All you need is love. Thanks John Lennon, but we’re afraid love doesn’t pay the rent. Or buy a Valentine’s Day present. Or a romantic meal out. So let’s put the idealistic theories to one side and look at the reality: if someone you love has no money, it can be a right pain.
Hang on. Is your partner really skint? Honestly?
Before we start saying “poor you, it must be so hard, having that penniless partner who can never shout lunch” – ask yourself: are they really broke? Money, and how much you’re supposed to have, is completely subjective. There’s a difference between not ever being able to afford ANYTHING, and not being able to buy you wonderful expensive presents and whisk you off on a mini-break.
Our late teens and 20s are notorious for ‘paying your dues’ work-wise, also known as working your butt off for low pay. So if your loved one is slaving away but not earning much, consider going easier on them.

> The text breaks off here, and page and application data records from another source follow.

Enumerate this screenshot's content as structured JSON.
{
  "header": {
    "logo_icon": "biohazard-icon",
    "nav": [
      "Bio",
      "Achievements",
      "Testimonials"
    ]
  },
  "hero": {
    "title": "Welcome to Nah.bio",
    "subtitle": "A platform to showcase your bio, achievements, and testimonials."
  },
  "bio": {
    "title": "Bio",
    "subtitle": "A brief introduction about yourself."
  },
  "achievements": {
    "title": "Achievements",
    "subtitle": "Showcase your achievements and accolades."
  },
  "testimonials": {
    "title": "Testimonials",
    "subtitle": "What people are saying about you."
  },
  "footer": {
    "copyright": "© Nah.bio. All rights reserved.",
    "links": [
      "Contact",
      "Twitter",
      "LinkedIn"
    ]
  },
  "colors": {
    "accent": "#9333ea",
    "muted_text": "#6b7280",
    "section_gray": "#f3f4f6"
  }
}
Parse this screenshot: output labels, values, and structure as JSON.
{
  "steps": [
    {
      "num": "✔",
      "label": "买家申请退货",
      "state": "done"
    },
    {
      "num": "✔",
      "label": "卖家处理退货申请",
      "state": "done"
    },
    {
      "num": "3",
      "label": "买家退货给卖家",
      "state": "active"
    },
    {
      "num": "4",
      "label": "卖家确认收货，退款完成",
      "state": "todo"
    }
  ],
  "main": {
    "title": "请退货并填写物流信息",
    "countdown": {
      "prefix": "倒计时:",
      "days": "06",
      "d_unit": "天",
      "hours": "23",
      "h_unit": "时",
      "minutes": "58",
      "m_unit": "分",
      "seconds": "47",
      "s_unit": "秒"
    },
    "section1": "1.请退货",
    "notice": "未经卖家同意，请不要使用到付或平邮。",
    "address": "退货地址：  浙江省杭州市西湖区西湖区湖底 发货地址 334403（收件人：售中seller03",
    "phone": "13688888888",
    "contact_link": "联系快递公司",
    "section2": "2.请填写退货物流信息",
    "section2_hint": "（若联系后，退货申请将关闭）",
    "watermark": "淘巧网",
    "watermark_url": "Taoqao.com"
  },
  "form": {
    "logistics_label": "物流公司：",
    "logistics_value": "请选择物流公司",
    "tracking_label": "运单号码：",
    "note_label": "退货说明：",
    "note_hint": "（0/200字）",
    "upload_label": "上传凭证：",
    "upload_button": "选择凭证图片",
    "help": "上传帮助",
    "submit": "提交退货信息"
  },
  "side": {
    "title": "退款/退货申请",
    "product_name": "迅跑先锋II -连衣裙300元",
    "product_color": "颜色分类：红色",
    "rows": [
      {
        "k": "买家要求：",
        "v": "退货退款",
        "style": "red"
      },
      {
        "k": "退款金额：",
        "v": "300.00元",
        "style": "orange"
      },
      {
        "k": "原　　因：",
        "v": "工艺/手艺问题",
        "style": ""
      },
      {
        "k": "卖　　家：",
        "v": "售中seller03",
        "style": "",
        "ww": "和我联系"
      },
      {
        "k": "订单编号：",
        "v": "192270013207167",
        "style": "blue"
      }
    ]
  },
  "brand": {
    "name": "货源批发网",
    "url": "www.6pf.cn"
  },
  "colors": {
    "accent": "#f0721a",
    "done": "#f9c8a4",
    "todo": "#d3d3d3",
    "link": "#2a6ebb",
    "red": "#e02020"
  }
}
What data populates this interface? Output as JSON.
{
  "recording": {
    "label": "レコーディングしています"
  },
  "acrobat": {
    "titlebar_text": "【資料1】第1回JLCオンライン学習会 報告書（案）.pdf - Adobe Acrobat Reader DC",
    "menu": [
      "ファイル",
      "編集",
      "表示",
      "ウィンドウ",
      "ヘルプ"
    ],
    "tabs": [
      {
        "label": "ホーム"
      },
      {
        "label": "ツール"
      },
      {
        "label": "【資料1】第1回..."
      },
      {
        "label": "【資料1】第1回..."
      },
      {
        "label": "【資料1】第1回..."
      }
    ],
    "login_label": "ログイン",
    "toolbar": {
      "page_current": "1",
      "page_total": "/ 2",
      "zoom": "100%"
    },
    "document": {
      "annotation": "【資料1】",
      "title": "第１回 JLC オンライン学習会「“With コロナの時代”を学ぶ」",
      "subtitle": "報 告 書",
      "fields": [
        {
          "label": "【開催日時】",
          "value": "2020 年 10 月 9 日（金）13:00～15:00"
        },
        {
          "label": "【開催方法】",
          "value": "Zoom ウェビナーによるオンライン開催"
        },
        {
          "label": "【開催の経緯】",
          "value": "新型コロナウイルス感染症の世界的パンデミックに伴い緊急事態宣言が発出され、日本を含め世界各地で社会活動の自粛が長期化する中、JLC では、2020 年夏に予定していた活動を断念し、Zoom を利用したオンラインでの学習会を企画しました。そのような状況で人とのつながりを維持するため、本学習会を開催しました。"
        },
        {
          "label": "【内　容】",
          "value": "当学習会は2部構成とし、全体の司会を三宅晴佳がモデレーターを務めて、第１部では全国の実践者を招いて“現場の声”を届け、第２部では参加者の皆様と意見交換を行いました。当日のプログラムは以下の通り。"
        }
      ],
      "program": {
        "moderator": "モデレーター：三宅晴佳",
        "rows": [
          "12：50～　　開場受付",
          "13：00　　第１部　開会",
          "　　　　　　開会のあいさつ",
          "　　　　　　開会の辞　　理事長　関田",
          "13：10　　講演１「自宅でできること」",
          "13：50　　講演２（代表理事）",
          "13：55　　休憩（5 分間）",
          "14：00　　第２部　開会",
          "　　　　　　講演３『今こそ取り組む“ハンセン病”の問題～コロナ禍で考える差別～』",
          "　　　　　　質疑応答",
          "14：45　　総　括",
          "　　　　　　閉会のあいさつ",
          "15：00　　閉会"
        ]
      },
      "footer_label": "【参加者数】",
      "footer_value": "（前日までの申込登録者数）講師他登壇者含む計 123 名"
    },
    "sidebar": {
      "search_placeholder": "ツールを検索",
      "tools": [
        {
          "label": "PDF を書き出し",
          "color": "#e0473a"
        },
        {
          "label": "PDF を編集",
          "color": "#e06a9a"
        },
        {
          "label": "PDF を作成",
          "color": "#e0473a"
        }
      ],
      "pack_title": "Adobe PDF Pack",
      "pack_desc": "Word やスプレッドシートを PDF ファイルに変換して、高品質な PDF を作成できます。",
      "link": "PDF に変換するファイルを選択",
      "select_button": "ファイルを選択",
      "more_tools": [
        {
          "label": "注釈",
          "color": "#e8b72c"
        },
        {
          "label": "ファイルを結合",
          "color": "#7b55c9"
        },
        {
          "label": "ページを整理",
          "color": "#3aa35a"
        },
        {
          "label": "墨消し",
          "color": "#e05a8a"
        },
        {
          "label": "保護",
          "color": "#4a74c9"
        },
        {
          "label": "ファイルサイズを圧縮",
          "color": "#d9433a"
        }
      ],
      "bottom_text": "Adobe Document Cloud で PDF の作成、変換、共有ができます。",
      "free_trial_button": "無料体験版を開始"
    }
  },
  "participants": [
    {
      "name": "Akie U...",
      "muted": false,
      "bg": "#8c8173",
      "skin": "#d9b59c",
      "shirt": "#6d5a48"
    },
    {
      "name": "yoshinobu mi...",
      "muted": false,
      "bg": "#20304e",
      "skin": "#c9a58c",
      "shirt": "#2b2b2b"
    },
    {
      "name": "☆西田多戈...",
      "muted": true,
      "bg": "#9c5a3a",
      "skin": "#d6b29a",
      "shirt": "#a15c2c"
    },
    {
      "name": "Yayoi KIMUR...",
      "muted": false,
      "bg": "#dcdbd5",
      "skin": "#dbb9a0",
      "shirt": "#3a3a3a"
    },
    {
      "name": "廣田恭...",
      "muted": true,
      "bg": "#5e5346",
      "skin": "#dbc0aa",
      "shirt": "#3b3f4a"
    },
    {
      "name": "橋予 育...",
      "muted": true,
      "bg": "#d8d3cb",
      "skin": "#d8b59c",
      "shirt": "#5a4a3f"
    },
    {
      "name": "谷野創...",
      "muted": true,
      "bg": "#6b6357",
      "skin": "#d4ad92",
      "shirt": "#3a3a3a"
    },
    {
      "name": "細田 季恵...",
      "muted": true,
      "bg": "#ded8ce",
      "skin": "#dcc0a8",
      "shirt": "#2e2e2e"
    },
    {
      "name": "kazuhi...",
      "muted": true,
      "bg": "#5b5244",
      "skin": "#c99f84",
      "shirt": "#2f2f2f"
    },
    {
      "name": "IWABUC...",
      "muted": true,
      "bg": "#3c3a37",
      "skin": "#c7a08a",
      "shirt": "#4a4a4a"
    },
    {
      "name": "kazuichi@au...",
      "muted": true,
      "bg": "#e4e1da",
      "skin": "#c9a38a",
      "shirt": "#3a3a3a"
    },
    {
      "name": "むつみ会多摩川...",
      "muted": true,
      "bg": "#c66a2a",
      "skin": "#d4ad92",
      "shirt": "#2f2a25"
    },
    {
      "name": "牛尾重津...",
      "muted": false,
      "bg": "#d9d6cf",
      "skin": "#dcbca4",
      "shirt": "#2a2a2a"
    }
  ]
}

But if it’s just their general uselessness with money that’s causing the broke-ness, it might be time to address the problem.
We have completely different attitudes towards money
Just like whether or not you love Marmite, attitudes towards money fall into two distinct camps – saver or spender. And if your other half plays on the opposing team it can cause tensions in your relationship. “Money reflects our values,” says Paula Hall, a Relate counsellor. “And if you have opposite money values from your partner it can highlight significant differences between you.”
But how do you get over these differences? “See the positive side of their stance,” says Paula. “You can usually learn from each other. Spenders can learn the benefits of budgeting and saving, whilst savers could discover that money can be something to be enjoyed.”
But they can never afford to do ANYTHING
Values aside, the practicalities of a broke lover can grate. You don’t want to spend all your couple-hours sat on the sofa watching TV, but, then again, it’s hard not to get resentful paying for everything when you leave the house.
“My boyfriend never has ANY money and it’s so frustrating,” says Wendy, 18. “It’s not his fault, he’s working so hard on his A-Levels that he doesn’t have time to work. But it can get boring staying in all the time.”
Unfortunately, studying is one of those periods in your life when lack of money is fairly inevitable. Being limited to night after night staying in can put a strain on any relationship, but, according to Paula, if you really care about your partner, you may just have to suck it up.
“The bottom line is, if you want to go out and you know your partner can’t afford it, don’t go unless you’re fine with paying,” she says. “You have to accept that’s the current situation finance-wise.”
Paying their way
One way of dealing with a bank imbalance in your relationship is to accept there are other ways of contributing other than paying for things. Does your partner help around the house? Are they really amazing at supporting you emotionally? Do they cook most of the meals? If they’re keeping up their side in other ways, try not to get too wound up about their lack of financial backing. If they’re skint AND slobby, then you’re probably going to have to talk about it.
Lorna, 24, had to do just that. “When my fiancé got made redundant I expected him to be down for a while,” she says, “but months later he was still loafing round the house watching TV all day. I started to resent coming home from a hard day at work to find the house in a state. After a while I just flipped and told him he had to start cleaning and cooking more. We had a big row and he said I was being insensitive, but after a few days he started doing more chores. Thankfully, his general mood improved because he felt more useful.”
How do you talk about money in a relationship?
Firstly, don’t ambush them. People hate being hijacked with an awkward conversation – especially about money. It sounds clinical, but try booking an ‘appointment of time’ to discuss your finances.
Try saying, “I want to have a talk about money, when’s a good time?” and give a broad outline of what you want to discuss. This gives them time to prepare and think about how they feel.
When you are conversing, use the classic relationship-saving phrase “I feel like…” to express yourself. Straight up accusations such as “you’re a money-squandering swine and I can’t take it anymore” will quickly spiral things into a raging row. Instead try, “I feel like I’ve been paying for everything recently and it’s making me uncomfortable. What do you feel?”
We’re living in a cash-strapped world at the moment. Your broke partner might be annoying, but it’s very possibly not their fault they can’t get a better job, or any job at all. This doesn’t make the situation less exasperating, but talking about it will definitely help put your relationship back into credit.
- Use the Money Advice Service's budget planner to take charge of your finances.
- The Money Advice Service offers free, unbiased and independent advice about all financial matters. 0300 500 5000
By Holly Thompson
Updated on 07-Aug-2014